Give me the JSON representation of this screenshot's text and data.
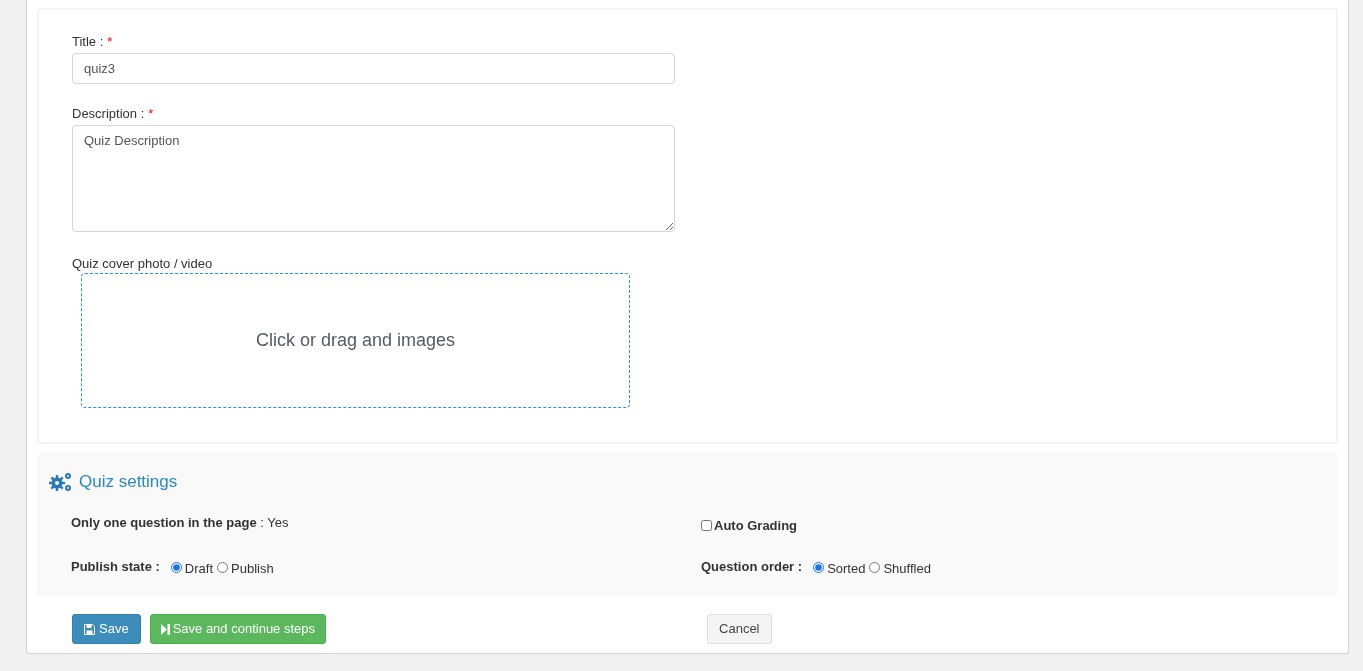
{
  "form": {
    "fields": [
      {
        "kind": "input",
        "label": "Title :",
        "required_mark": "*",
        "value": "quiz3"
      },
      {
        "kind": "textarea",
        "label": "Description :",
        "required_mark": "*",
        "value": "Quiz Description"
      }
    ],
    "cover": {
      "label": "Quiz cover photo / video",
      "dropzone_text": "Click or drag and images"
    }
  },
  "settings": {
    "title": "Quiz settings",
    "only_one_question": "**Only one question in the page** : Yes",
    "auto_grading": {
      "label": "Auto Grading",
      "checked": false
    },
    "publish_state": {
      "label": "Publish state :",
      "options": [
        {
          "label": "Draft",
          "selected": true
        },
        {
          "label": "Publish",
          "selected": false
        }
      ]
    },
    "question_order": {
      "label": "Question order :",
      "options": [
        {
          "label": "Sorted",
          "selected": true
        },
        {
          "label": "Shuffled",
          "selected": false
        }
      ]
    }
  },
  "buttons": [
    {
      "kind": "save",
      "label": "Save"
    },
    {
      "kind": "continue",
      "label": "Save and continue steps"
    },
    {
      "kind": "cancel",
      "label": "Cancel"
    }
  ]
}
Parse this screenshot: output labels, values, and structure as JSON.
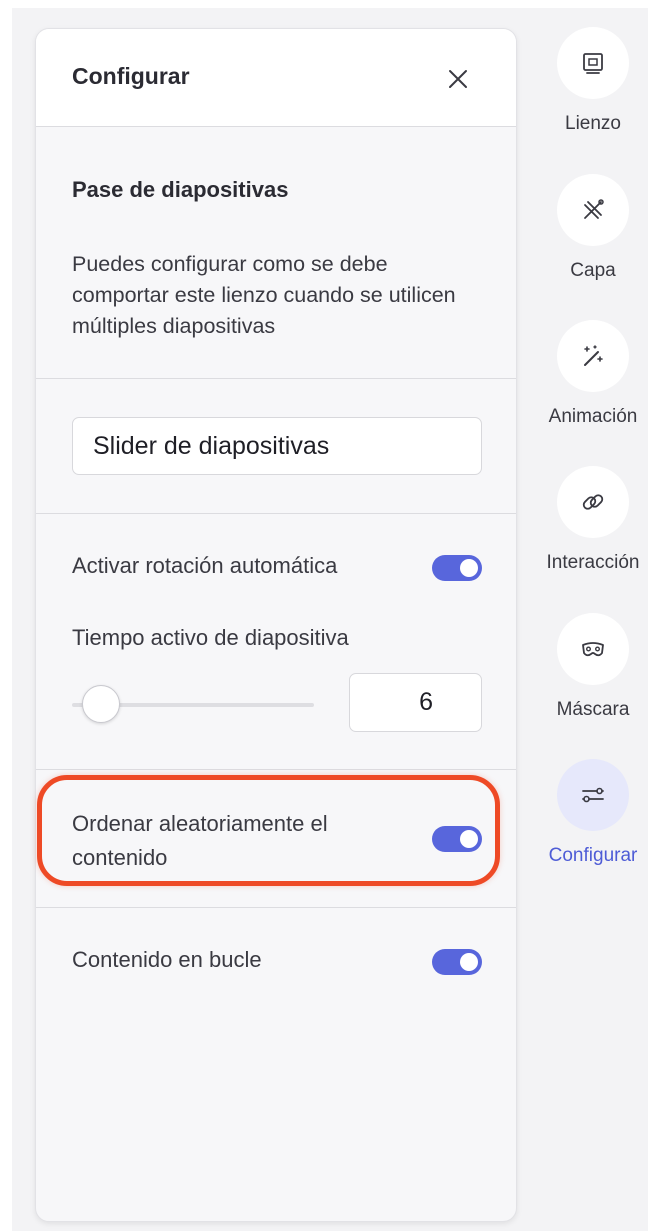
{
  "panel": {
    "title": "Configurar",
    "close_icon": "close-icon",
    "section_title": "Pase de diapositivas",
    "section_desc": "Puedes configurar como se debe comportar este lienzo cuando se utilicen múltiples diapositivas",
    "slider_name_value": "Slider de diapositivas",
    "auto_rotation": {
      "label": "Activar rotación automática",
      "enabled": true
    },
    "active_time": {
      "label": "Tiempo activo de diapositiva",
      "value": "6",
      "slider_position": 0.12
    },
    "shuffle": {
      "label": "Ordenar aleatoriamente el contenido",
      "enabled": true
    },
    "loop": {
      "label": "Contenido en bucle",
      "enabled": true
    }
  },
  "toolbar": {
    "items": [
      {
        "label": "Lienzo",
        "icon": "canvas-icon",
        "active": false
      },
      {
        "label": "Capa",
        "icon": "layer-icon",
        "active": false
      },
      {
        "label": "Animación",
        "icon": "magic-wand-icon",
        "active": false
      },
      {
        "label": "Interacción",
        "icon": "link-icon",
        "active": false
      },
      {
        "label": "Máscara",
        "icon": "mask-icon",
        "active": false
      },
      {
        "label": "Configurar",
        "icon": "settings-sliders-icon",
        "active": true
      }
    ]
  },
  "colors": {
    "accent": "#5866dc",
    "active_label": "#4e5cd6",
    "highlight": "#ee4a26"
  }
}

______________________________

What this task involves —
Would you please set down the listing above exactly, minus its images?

Answer space —
Give me the JSON representation of this screenshot's text and data.
{
  "form": {
    "fields": [
      {
        "kind": "input",
        "label": "Title :",
        "required_mark": "*",
        "value": "quiz3"
      },
      {
        "kind": "textarea",
        "label": "Description :",
        "required_mark": "*",
        "value": "Quiz Description"
      }
    ],
    "cover": {
      "label": "Quiz cover photo / video",
      "dropzone_text": "Click or drag and images"
    }
  },
  "settings": {
    "title": "Quiz settings",
    "only_one_question": "**Only one question in the page** : Yes",
    "auto_grading": {
      "label": "Auto Grading",
      "checked": false
    },
    "publish_state": {
      "label": "Publish state :",
      "options": [
        {
          "label": "Draft",
          "selected": true
        },
        {
          "label": "Publish",
          "selected": false
        }
      ]
    },
    "question_order": {
      "label": "Question order :",
      "options": [
        {
          "label": "Sorted",
          "selected": true
        },
        {
          "label": "Shuffled",
          "selected": false
        }
      ]
    }
  },
  "buttons": [
    {
      "kind": "save",
      "label": "Save"
    },
    {
      "kind": "continue",
      "label": "Save and continue steps"
    },
    {
      "kind": "cancel",
      "label": "Cancel"
    }
  ]
}
Parse this screenshot: output labels, values, and structure as JSON.
{
  "panel": {
    "title": "Configurar",
    "close_icon": "close-icon",
    "section_title": "Pase de diapositivas",
    "section_desc": "Puedes configurar como se debe comportar este lienzo cuando se utilicen múltiples diapositivas",
    "slider_name_value": "Slider de diapositivas",
    "auto_rotation": {
      "label": "Activar rotación automática",
      "enabled": true
    },
    "active_time": {
      "label": "Tiempo activo de diapositiva",
      "value": "6",
      "slider_position": 0.12
    },
    "shuffle": {
      "label": "Ordenar aleatoriamente el contenido",
      "enabled": true
    },
    "loop": {
      "label": "Contenido en bucle",
      "enabled": true
    }
  },
  "toolbar": {
    "items": [
      {
        "label": "Lienzo",
        "icon": "canvas-icon",
        "active": false
      },
      {
        "label": "Capa",
        "icon": "layer-icon",
        "active": false
      },
      {
        "label": "Animación",
        "icon": "magic-wand-icon",
        "active": false
      },
      {
        "label": "Interacción",
        "icon": "link-icon",
        "active": false
      },
      {
        "label": "Máscara",
        "icon": "mask-icon",
        "active": false
      },
      {
        "label": "Configurar",
        "icon": "settings-sliders-icon",
        "active": true
      }
    ]
  },
  "colors": {
    "accent": "#5866dc",
    "active_label": "#4e5cd6",
    "highlight": "#ee4a26"
  }
}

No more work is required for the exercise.